|International Classification||A61F2/46, A61B17/86, A61F2/28, A61F2/44, A61F2/30, A61B17/16, A61B17/80, A61B19/00, A61B17/17, A61F2/00, A61B17/15|
|Cooperative Classification||A61F2220/0025, A61F2250/0098, A61B17/8038, A61F2/4425, A61B17/1757, A61F2/442, A61F2002/3008, A61F2002/30497, A61B17/8605, A61B17/1671, A61F2002/30578, A61F2002/4629, A61F2002/30884, A61F2002/449, A61B2017/1602, A61B2090/034, A61F2002/30878, A61B17/15, A61F2/4611, A61F2002/30485|

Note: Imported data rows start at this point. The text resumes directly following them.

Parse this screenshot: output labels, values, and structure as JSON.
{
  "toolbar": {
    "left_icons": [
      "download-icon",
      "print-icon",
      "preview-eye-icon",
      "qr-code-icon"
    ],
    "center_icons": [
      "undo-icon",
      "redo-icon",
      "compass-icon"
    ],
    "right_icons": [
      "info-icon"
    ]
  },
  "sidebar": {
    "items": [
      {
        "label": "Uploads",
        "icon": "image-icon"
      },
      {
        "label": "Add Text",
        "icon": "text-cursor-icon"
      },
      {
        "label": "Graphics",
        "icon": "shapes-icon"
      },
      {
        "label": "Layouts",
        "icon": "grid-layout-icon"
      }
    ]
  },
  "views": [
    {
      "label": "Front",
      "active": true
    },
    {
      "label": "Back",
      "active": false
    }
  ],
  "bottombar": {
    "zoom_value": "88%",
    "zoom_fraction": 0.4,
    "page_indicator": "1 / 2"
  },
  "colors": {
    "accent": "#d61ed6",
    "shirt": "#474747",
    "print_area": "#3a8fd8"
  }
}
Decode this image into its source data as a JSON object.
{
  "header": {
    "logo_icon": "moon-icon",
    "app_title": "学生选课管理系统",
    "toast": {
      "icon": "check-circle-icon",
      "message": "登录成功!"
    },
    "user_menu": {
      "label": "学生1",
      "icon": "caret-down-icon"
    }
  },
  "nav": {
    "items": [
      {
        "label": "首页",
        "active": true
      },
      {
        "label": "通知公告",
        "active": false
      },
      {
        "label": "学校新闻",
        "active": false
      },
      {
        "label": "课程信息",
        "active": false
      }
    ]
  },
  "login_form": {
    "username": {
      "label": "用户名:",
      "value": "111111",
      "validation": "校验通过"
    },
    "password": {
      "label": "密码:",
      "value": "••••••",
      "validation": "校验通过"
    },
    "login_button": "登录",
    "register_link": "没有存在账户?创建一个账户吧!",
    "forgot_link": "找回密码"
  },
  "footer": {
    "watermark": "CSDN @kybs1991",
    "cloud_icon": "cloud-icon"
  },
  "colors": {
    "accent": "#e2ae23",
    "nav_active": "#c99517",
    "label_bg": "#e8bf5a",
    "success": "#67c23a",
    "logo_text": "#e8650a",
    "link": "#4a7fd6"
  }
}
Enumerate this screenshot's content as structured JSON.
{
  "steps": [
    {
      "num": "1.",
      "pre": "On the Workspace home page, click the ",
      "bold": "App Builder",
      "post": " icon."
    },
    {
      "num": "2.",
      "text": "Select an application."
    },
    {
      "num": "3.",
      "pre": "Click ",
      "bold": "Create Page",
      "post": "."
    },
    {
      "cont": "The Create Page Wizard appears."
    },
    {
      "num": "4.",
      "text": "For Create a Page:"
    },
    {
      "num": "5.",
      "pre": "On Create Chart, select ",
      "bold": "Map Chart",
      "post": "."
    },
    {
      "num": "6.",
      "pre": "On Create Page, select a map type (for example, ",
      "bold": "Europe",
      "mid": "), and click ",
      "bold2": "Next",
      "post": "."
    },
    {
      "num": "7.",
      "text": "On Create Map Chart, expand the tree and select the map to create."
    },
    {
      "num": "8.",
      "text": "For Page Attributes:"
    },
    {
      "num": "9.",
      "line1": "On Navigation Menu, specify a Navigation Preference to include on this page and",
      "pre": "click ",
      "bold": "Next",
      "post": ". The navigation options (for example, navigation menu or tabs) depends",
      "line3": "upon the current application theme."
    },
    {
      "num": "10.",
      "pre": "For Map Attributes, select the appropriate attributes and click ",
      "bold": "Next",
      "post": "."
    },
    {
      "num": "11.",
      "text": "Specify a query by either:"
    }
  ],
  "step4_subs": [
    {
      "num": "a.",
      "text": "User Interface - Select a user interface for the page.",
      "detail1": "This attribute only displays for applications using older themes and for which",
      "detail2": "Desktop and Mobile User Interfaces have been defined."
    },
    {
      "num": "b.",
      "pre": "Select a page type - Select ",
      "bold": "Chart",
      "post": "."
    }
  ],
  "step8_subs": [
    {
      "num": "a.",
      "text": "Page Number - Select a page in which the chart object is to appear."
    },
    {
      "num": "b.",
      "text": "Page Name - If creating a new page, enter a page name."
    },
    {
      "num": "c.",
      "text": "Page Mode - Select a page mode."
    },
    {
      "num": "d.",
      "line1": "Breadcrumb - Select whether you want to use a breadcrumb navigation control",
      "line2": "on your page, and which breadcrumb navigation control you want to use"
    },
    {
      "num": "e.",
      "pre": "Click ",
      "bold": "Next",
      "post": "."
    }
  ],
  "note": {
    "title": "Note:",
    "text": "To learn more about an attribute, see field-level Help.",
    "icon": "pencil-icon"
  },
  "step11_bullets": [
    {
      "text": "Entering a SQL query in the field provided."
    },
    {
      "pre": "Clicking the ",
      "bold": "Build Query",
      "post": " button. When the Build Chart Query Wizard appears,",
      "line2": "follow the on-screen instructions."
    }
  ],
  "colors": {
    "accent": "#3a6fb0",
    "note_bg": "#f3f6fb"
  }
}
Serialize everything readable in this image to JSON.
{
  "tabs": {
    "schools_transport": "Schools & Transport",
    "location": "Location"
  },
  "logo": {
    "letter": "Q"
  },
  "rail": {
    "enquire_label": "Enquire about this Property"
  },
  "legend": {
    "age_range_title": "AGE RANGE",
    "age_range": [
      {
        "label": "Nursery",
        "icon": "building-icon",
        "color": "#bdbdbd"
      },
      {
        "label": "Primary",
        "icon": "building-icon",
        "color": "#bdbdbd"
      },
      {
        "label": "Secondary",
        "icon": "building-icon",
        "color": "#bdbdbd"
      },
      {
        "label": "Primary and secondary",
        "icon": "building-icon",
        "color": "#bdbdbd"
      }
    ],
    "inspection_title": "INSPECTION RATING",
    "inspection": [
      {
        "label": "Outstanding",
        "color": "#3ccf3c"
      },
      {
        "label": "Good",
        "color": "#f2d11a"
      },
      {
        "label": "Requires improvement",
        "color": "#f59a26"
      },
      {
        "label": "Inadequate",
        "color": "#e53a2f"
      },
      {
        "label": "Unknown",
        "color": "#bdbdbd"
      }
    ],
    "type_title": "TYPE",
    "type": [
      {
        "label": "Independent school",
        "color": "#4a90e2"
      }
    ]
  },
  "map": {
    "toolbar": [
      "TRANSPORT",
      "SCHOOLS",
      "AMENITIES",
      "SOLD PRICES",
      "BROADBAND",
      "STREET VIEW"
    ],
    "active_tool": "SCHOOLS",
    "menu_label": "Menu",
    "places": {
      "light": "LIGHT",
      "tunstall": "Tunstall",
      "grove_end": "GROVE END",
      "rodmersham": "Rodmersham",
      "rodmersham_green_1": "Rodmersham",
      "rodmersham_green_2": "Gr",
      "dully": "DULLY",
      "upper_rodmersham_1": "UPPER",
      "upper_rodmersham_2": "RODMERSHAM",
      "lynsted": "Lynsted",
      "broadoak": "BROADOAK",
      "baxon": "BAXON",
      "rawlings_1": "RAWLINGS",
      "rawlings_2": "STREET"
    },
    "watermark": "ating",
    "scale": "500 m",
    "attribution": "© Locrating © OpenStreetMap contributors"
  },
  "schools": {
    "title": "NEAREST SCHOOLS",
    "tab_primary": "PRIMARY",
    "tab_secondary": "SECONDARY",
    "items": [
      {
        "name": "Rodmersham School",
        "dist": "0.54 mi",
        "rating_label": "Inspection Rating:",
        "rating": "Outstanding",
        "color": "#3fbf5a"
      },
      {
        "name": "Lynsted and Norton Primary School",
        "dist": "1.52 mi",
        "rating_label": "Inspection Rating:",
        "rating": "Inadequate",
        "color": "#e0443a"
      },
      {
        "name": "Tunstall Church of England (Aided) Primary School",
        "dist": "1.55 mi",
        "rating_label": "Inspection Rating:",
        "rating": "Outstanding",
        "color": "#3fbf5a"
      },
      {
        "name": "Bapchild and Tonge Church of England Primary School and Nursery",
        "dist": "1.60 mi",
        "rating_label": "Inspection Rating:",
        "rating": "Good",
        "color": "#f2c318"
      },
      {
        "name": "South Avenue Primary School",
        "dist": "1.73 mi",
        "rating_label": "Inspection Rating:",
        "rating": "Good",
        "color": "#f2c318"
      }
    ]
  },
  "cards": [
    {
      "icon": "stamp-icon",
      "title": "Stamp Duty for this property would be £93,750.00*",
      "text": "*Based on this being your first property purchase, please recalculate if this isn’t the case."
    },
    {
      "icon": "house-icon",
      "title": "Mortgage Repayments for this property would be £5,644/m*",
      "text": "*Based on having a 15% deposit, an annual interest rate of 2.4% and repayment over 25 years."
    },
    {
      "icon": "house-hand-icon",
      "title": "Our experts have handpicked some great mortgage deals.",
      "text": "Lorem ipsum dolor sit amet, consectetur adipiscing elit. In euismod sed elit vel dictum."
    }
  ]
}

|European Classification||A61B17/86A, A61B17/15, A61B17/17S4, A61F2/46B7, A61F2/44D2, A61F2/44D|
|Dec 28, 2009||REMI||Maintenance fee reminder mailed|
|May 23, 2010||LAPS||Lapse for failure to pay maintenance fees|
|Jul 13, 2010||FP||Expired due to failure to pay maintenance fee|
Effective date: 20100523